The last point I would like to make is that these conditions of constant war, tension and conflict will never end until capitalism is overthrown; it is the modern era?s new normal. The world is far more unstable today than during the cold war when two global powers had a relationship of carving up spheres of influence that brought relative calm by today?s standards. Now, the existence of nation states within an integrated world economy is emerging once again as a source of conflict on a major scale alongside the disintegration of former states, or failed states as they call them today. Capitalism is truly in deep crisis.
It is not that working class people of any nation don?t understand this in a sense, that the world and the governments of nations are rotten. But with no national or international working class movements and organizations that can cut through the confusion and explain these developments in a political way, unite workers along economic, political and of course class lines, the tendency is for people to buckle up for the ride and take the position that better it?s our rotten bastards than theirs. This writer is no expert, just sharing my views on the subject from a worker’s perspective.
It is exactly such a movement that is necessary if we are to survive on this planet. We have not yet run out of time, but we will.

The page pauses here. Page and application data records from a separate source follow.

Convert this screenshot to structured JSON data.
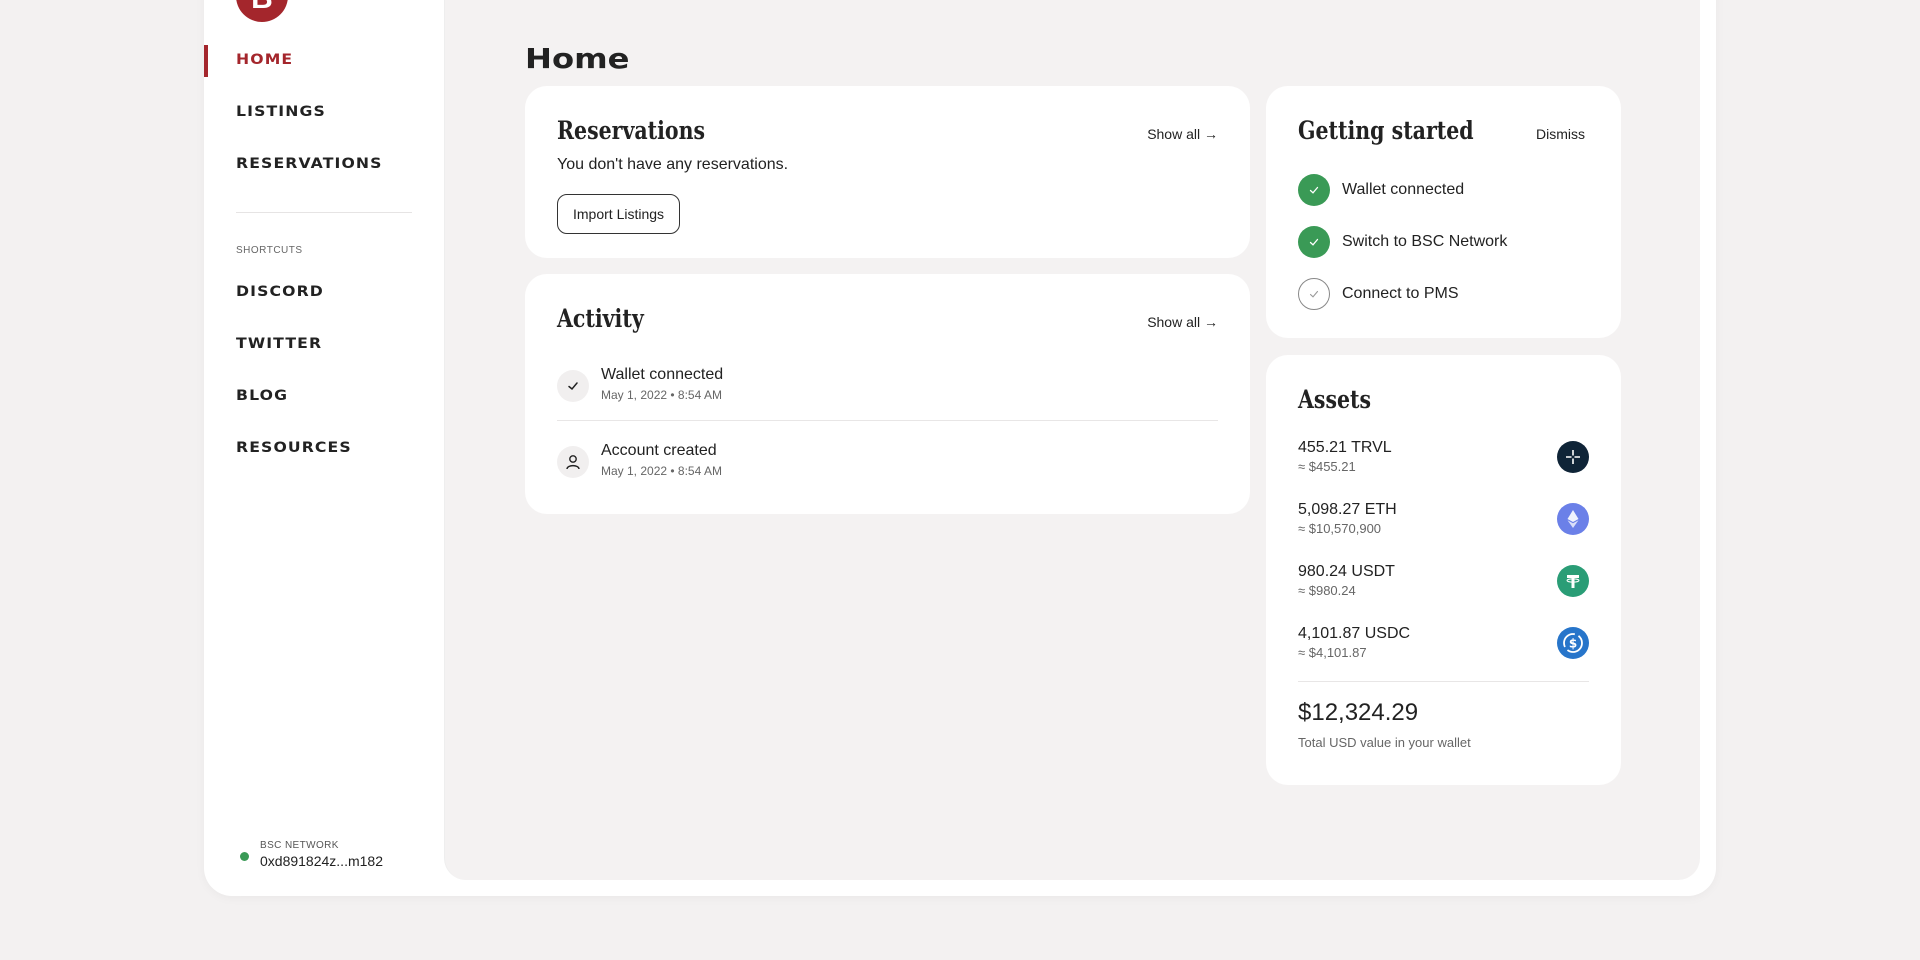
{
  "brand": {
    "logo_letter": "B",
    "accent": "#a4262c"
  },
  "sidebar": {
    "nav": [
      {
        "label": "HOME",
        "active": true
      },
      {
        "label": "LISTINGS",
        "active": false
      },
      {
        "label": "RESERVATIONS",
        "active": false
      }
    ],
    "shortcuts_label": "SHORTCUTS",
    "shortcuts": [
      {
        "label": "DISCORD"
      },
      {
        "label": "TWITTER"
      },
      {
        "label": "BLOG"
      },
      {
        "label": "RESOURCES"
      }
    ],
    "network": {
      "label": "BSC NETWORK",
      "address": "0xd891824z...m182",
      "status_color": "#3a9a56"
    }
  },
  "page": {
    "title": "Home"
  },
  "reservations": {
    "title": "Reservations",
    "show_all": "Show all →",
    "empty_text": "You don't have any reservations.",
    "import_button": "Import Listings"
  },
  "activity": {
    "title": "Activity",
    "show_all": "Show all →",
    "items": [
      {
        "icon": "check-icon",
        "title": "Wallet connected",
        "time": "May 1, 2022 • 8:54 AM"
      },
      {
        "icon": "user-icon",
        "title": "Account created",
        "time": "May 1, 2022 • 8:54 AM"
      }
    ]
  },
  "getting_started": {
    "title": "Getting started",
    "dismiss": "Dismiss",
    "steps": [
      {
        "label": "Wallet connected",
        "done": true
      },
      {
        "label": "Switch to BSC Network",
        "done": true
      },
      {
        "label": "Connect to PMS",
        "done": false
      }
    ]
  },
  "assets": {
    "title": "Assets",
    "items": [
      {
        "amount": "455.21 TRVL",
        "usd": "≈ $455.21",
        "icon": "trvl-token-icon",
        "color": "#0f2437"
      },
      {
        "amount": "5,098.27 ETH",
        "usd": "≈ $10,570,900",
        "icon": "eth-token-icon",
        "color": "#6b80e8"
      },
      {
        "amount": "980.24 USDT",
        "usd": "≈ $980.24",
        "icon": "usdt-token-icon",
        "color": "#2a9d76"
      },
      {
        "amount": "4,101.87 USDC",
        "usd": "≈ $4,101.87",
        "icon": "usdc-token-icon",
        "color": "#2775ca"
      }
    ],
    "total": "$12,324.29",
    "total_label": "Total USD value in your wallet"
  }
}
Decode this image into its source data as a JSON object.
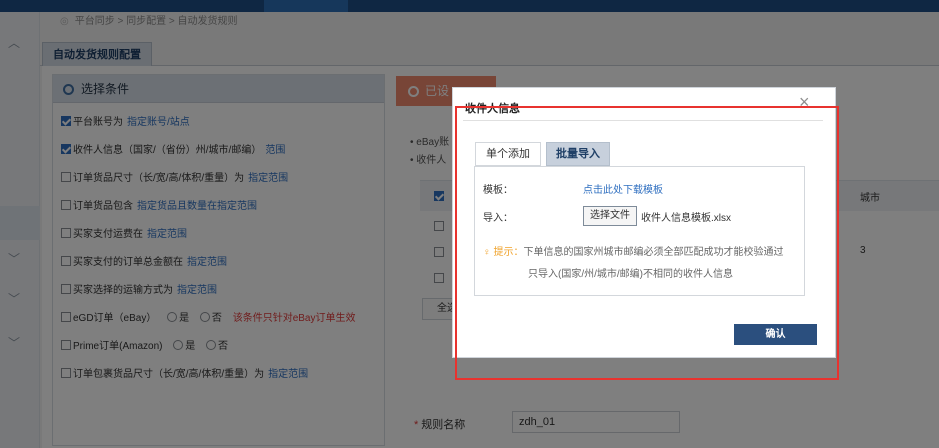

by Richard Mellor (Richard can be reached by email at: firstname.lastname@example.org)
* US Hard Line on Bank Sets Up Rifts: WSJ World News, 3-25-15